25 Feb carol roth.
chicago, illinois. | wife. business advisor. author. media personality. speaker. leader.
Carol Roth makes people think, makes them laugh, and makes them money. She is a national media personality (currently as an on-air contributor for CNBC and formerly as a radio host for WGN), ‘recovering’ investment banker, entrepreneur, investor, speaker and author of the New York Times bestselling book, “The Entrepreneur Equation.”
As a deal-maker, Carol has helped clients complete more than $2 billion in transactions, including capital raising, mergers and acquisitions, licensing, joint venture and partnership deals, plus create seven-figure brand loyalty programs. Carol also acts as a brand spokesperson, ambassador, and adviser for a number of companies and brands that are seeking to reach a broader audience, with a focus on those looking to reach small business owners and entrepreneurs. She is a noted small business advocate and was named a Top 100 Small Business Influencer for 2011, 2012, 2013 and 2014 and has been a director of a publicly traded technology/media company. Carol is also a huge professional sports fan, especially of NFL football, and has an action figure made in her own likeness.
I follow her on Twitter @CarolJSRoth and Facebook. She is smart, edgy, and constantly shares relevant information. I enjoy learning from her and knew she would add a great deal to the j. jane conversation. After all, she is one of the most successful business advisors in the country and she has her own action figure … how many people can say that? Enjoy today’s highlight!
How did you choose your career path and was it a conscious decision?
I always start with a conscious decision, but of course, there are surprises that pop-up along the way that keeps things interesting. Neither of my parents graduated from college, so I had to largely self-fund my education and was graduating back in 1995 with $40,000 in student loans. I knew that I wanted to pay it off as quickly as possible, while getting the best training and most responsibility. There were two obvious choices: for those people who liked to deep-dive into a subject, they went into management consulting. For those who had A.D.D., they went into investment banking so they could work on a number of different transactions simultaneously.
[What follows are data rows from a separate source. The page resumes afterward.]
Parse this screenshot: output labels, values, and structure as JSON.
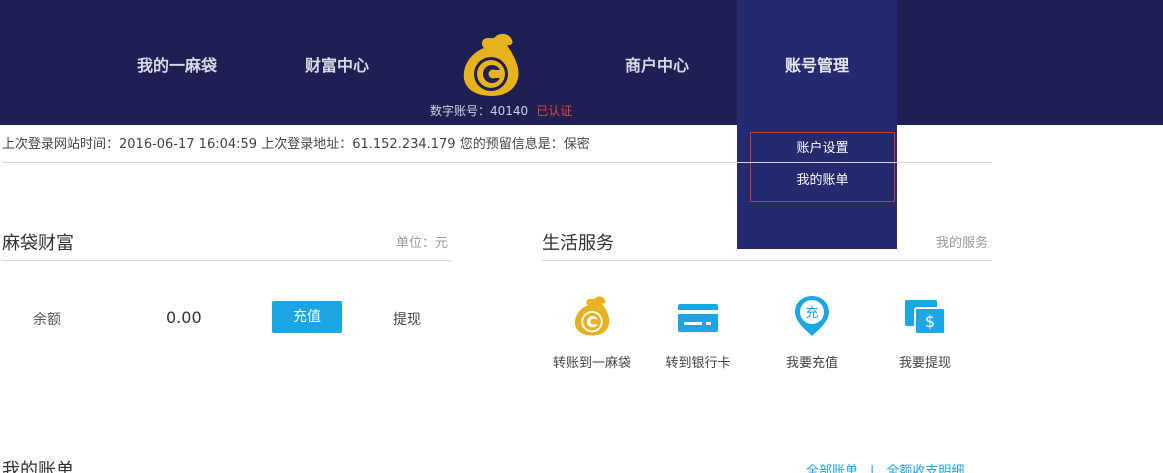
{
  "nav": {
    "items": [
      {
        "label": "我的一麻袋"
      },
      {
        "label": "财富中心"
      },
      {
        "label": "商户中心"
      },
      {
        "label": "账号管理"
      }
    ],
    "account_prefix": "数字账号：",
    "account_number": "40140",
    "verified": "已认证",
    "dropdown": [
      "账户设置",
      "我的账单"
    ]
  },
  "login_info": "上次登录网站时间：2016-06-17 16:04:59 上次登录地址：61.152.234.179 您的预留信息是：保密",
  "wealth": {
    "title": "麻袋财富",
    "unit": "单位：元",
    "balance_label": "余额",
    "balance_value": "0.00",
    "recharge_label": "充值",
    "withdraw_label": "提现"
  },
  "services": {
    "title": "生活服务",
    "link": "我的服务",
    "items": [
      {
        "label": "转账到一麻袋",
        "icon": "bag-logo-icon"
      },
      {
        "label": "转到银行卡",
        "icon": "bank-card-icon"
      },
      {
        "label": "我要充值",
        "icon": "recharge-pin-icon"
      },
      {
        "label": "我要提现",
        "icon": "withdraw-dollar-icon"
      }
    ]
  },
  "bills": {
    "title": "我的账单",
    "all_label": "全部账单",
    "detail_label": "全额收支明细"
  },
  "colors": {
    "header_bg": "#1e1f52",
    "header_active": "#252a6e",
    "accent_blue": "#1ca6e6",
    "gold": "#e8b21f",
    "verified_red": "#e8423a"
  }
}
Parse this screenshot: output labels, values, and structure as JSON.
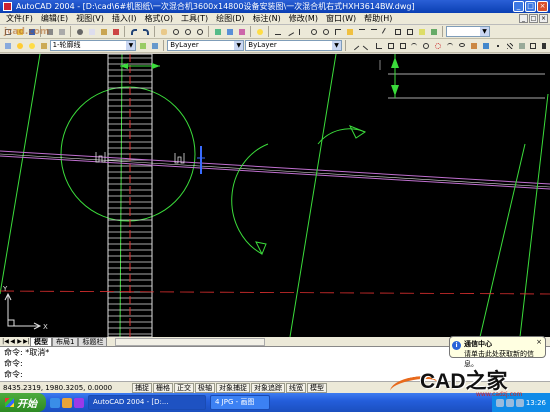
{
  "window": {
    "title": "AutoCAD 2004 - [D:\\cad\\6#机图纸\\一次混合机3600x14800设备安装图\\一次混合机右式HXH3614BW.dwg]",
    "controls": [
      "_",
      "□",
      "×"
    ]
  },
  "watermark_top": "jcad.com",
  "menu": {
    "items": [
      "文件(F)",
      "编辑(E)",
      "视图(V)",
      "插入(I)",
      "格式(O)",
      "工具(T)",
      "绘图(D)",
      "标注(N)",
      "修改(M)",
      "窗口(W)",
      "帮助(H)"
    ],
    "doc_controls": [
      "_",
      "□",
      "×"
    ]
  },
  "toolbar2": {
    "layer_value": "1-轮廓线",
    "color_value": "ByLayer",
    "linetype_value": "ByLayer"
  },
  "layout_tabs": [
    "模型",
    "布局1",
    "标题栏"
  ],
  "command": {
    "lines": [
      "命令: *取消*",
      "命令:",
      "命令:"
    ]
  },
  "status": {
    "coords": "8435.2319, 1980.3205, 0.0000",
    "toggles": [
      "捕捉",
      "栅格",
      "正交",
      "极轴",
      "对象捕捉",
      "对象追踪",
      "线宽",
      "模型"
    ]
  },
  "balloon": {
    "title": "通信中心",
    "text": "请单击此处获取新的信息。"
  },
  "taskbar": {
    "start_label": "开始",
    "tasks": [
      "AutoCAD 2004 - [D:...",
      "4 JPG - 画图"
    ],
    "clock": "13:26"
  },
  "logo": {
    "text": "CAD之家",
    "site": "www.cadzj.com"
  },
  "colors": {
    "canvas_bg": "#000000",
    "green_lines": "#3bdc3b",
    "magenta_lines": "#c070d0",
    "red_lines": "#e03030",
    "white_lines": "#e0e0e0",
    "blue_marker": "#3a6cff"
  }
}
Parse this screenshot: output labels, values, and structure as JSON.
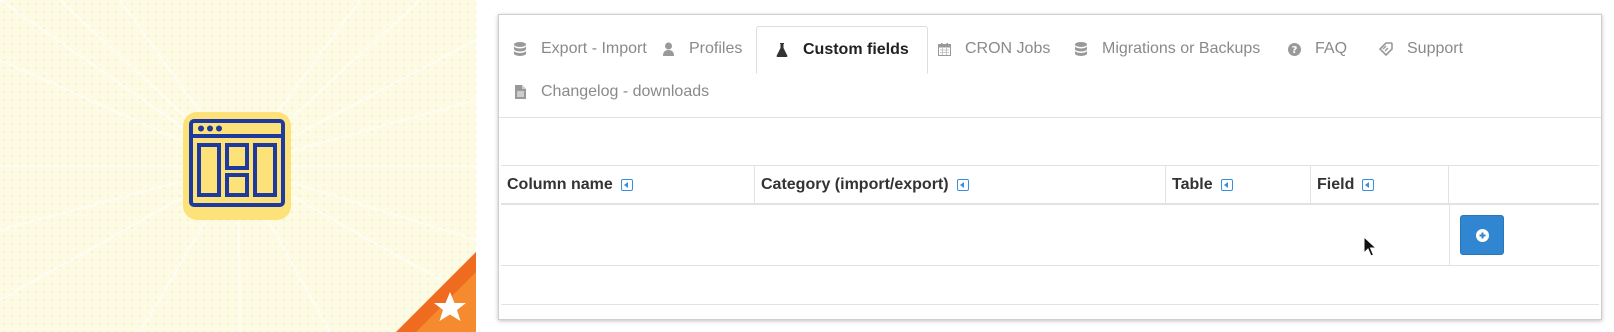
{
  "tabs": [
    {
      "label": "Export - Import",
      "icon": "database-icon"
    },
    {
      "label": "Profiles",
      "icon": "user-icon"
    },
    {
      "label": "Custom fields",
      "icon": "flask-icon",
      "active": true
    },
    {
      "label": "CRON Jobs",
      "icon": "calendar-icon"
    },
    {
      "label": "Migrations or Backups",
      "icon": "database-icon"
    },
    {
      "label": "FAQ",
      "icon": "question-circle-icon"
    },
    {
      "label": "Support",
      "icon": "ticket-icon"
    },
    {
      "label": "Changelog - downloads",
      "icon": "file-icon"
    }
  ],
  "table": {
    "columns": [
      "Column name",
      "Category (import/export)",
      "Table",
      "Field",
      ""
    ]
  },
  "colors": {
    "accent": "#3186d1",
    "promo_bg": "#fdfbe3",
    "icon_yellow": "#fde27a",
    "icon_blue": "#1e3a9e",
    "corner_orange": "#ef6b1f"
  }
}
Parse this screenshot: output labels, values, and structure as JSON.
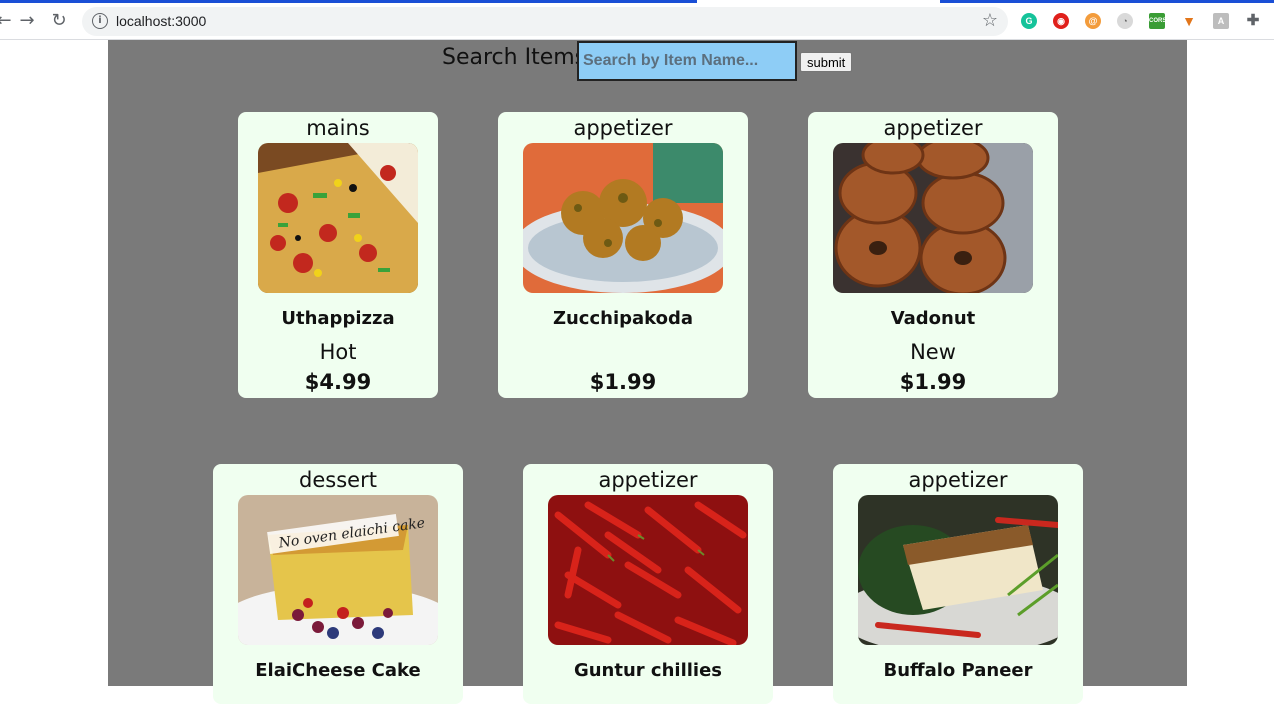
{
  "browser": {
    "url": "localhost:3000"
  },
  "search": {
    "label": "Search Items:",
    "placeholder": "Search by Item Name...",
    "submit_label": "submit"
  },
  "dishes": [
    {
      "category": "mains",
      "name": "Uthappizza",
      "label": "Hot",
      "price": "$4.99",
      "image": "pizza"
    },
    {
      "category": "appetizer",
      "name": "Zucchipakoda",
      "label": "",
      "price": "$1.99",
      "image": "pakoda"
    },
    {
      "category": "appetizer",
      "name": "Vadonut",
      "label": "New",
      "price": "$1.99",
      "image": "donut"
    },
    {
      "category": "dessert",
      "name": "ElaiCheese Cake",
      "label": "",
      "price": "",
      "image": "cake"
    },
    {
      "category": "appetizer",
      "name": "Guntur chillies",
      "label": "",
      "price": "",
      "image": "chillies"
    },
    {
      "category": "appetizer",
      "name": "Buffalo Paneer",
      "label": "",
      "price": "",
      "image": "paneer"
    }
  ],
  "image_caption": "No oven elaichi cake"
}
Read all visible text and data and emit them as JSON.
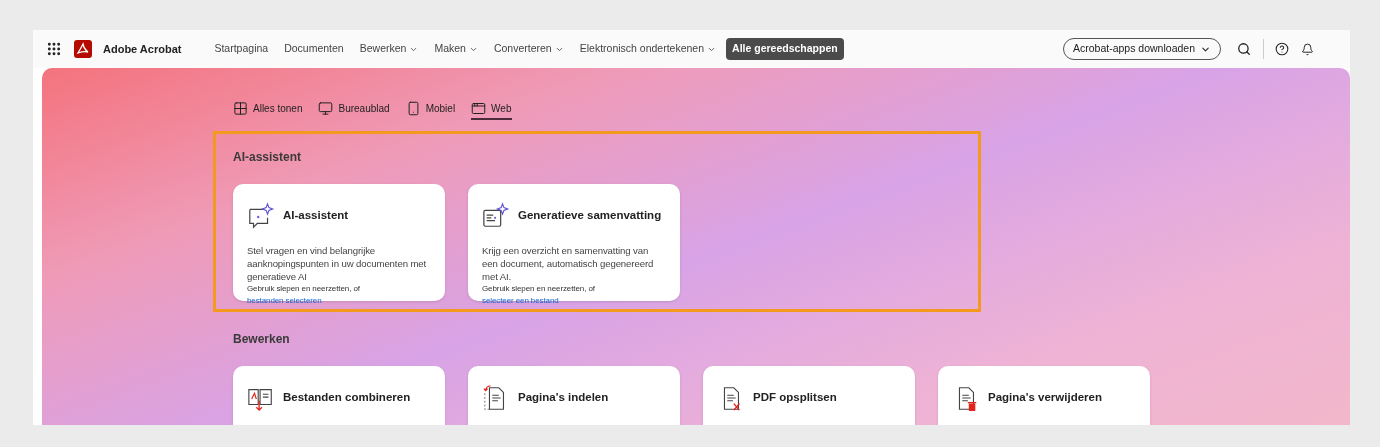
{
  "app": {
    "name": "Adobe Acrobat"
  },
  "nav": [
    {
      "label": "Startpagina",
      "has_menu": false,
      "selected": false
    },
    {
      "label": "Documenten",
      "has_menu": false,
      "selected": false
    },
    {
      "label": "Bewerken",
      "has_menu": true,
      "selected": false
    },
    {
      "label": "Maken",
      "has_menu": true,
      "selected": false
    },
    {
      "label": "Converteren",
      "has_menu": true,
      "selected": false
    },
    {
      "label": "Elektronisch ondertekenen",
      "has_menu": true,
      "selected": false
    },
    {
      "label": "Alle gereedschappen",
      "has_menu": false,
      "selected": true
    }
  ],
  "download_button": "Acrobat-apps downloaden",
  "filters": [
    {
      "label": "Alles tonen",
      "kind": "grid",
      "selected": false
    },
    {
      "label": "Bureaublad",
      "kind": "desktop",
      "selected": false
    },
    {
      "label": "Mobiel",
      "kind": "mobile",
      "selected": false
    },
    {
      "label": "Web",
      "kind": "web",
      "selected": true
    }
  ],
  "sections": [
    {
      "title": "AI-assistent",
      "highlighted": true,
      "cards": [
        {
          "kind": "chat",
          "title": "AI-assistent",
          "description": "Stel vragen en vind belangrijke aanknopingspunten in uw documenten met generatieve AI",
          "hint": "Gebruik slepen en neerzetten, of ",
          "link": "bestanden selecteren"
        },
        {
          "kind": "summary",
          "title": "Generatieve samenvatting",
          "description": "Krijg een overzicht en samenvatting van een document, automatisch gegenereerd met AI.",
          "hint": "Gebruik slepen en neerzetten, of ",
          "link": "selecteer een bestand"
        }
      ]
    },
    {
      "title": "Bewerken",
      "highlighted": false,
      "cards": [
        {
          "kind": "combine",
          "title": "Bestanden combineren"
        },
        {
          "kind": "organize",
          "title": "Pagina's indelen"
        },
        {
          "kind": "split",
          "title": "PDF opsplitsen"
        },
        {
          "kind": "delete",
          "title": "Pagina's verwijderen"
        }
      ]
    }
  ]
}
That’s how I ended up in investment banking.
I chose a firm (Montgomery Securities) which was a meritocracy and I thrived- I was a Vice President and officer of the firm by the age of 25, which is unheard of on “Wall Street”. But, I never wanted to be the world’s best investment banker- my initial choice served a purpose. Once I had financial security- and a lot of expertise- I got something else—flexibility. That allowed me to make choices, like media, that more aligned with what I wanted to be doing.
You graduated Magna Cum Laude from the Wharton School of Business at the University of Pennsylvania. What is the best advice you can give to college students on choosing a career?
I have two pieces of advice. First, as alluded to previously, the best thing that money can buy you is flexibility. So, making and saving money as early as possible allows you the freedom to pursue other avenues with much less stress in the future. In my opinion, this has incredible value.
The other piece of advice, which may seem contradictory to my first piece of advice (but really isn’t), is that successful people will find a way to be successful in whatever arena they choose, so be willing to take a job that you think is underneath you if you can get a foot in the door. It’s often easier to work your way up from the inside and you sometimes need to step back to make a giant leap forward.
But, you have to know yourself. For me, because of the burden having so much debt would have been on me early on, it was the right decision to take care of that first, and then be willing to take a step back later.
Did anyone ever try to discourage you from choosing your career? If so, how did you handle the situation?
I can’t think of anyone who tried to discourage me from anything of substance. Or maybe they did, and I didn’t listen. Usually, when someone tells me I can’t do something that in and of itself is a source of motivation.
What is the most difficult thing you have ever done?
For me, the most difficult thing I face each day is getting out of my bed. I am not kidding. Once I can get out of bed, everything else pales in comparison.
What has been your greatest lesson learned?
The biggest lesson that I have ever learned is to think big. There are only 24 hours in each day, and we need to sleep, shower (hopefully), watch TV, etc., so why spend your precious time working on something small? It often takes the same amount of energy—sometimes even less—to pursue something on a small scale as it does something on a larger scale, so I always push myself to think bigger.
The hardest lesson that I have ever learned is to be patient. I remember even early on in my career, a senior partner at the investment bank told me, “It’s a marathon, not a sprint”. I work very quickly and not everyone else can keep pace, which becomes very frustrating at times, so I do my best to exercise as much patience as I can muster. It’s the hardest exercise that I do!
What is your best advice on how to live a graceful life?
I don’t want to live a graceful life. I want to live a clunky but rich real life. Grace takes too much effort and is too stiff. I am very authentic and believe that life is about those highs and lows—all of the emotions and experience which are not graceful in any way, shape or form.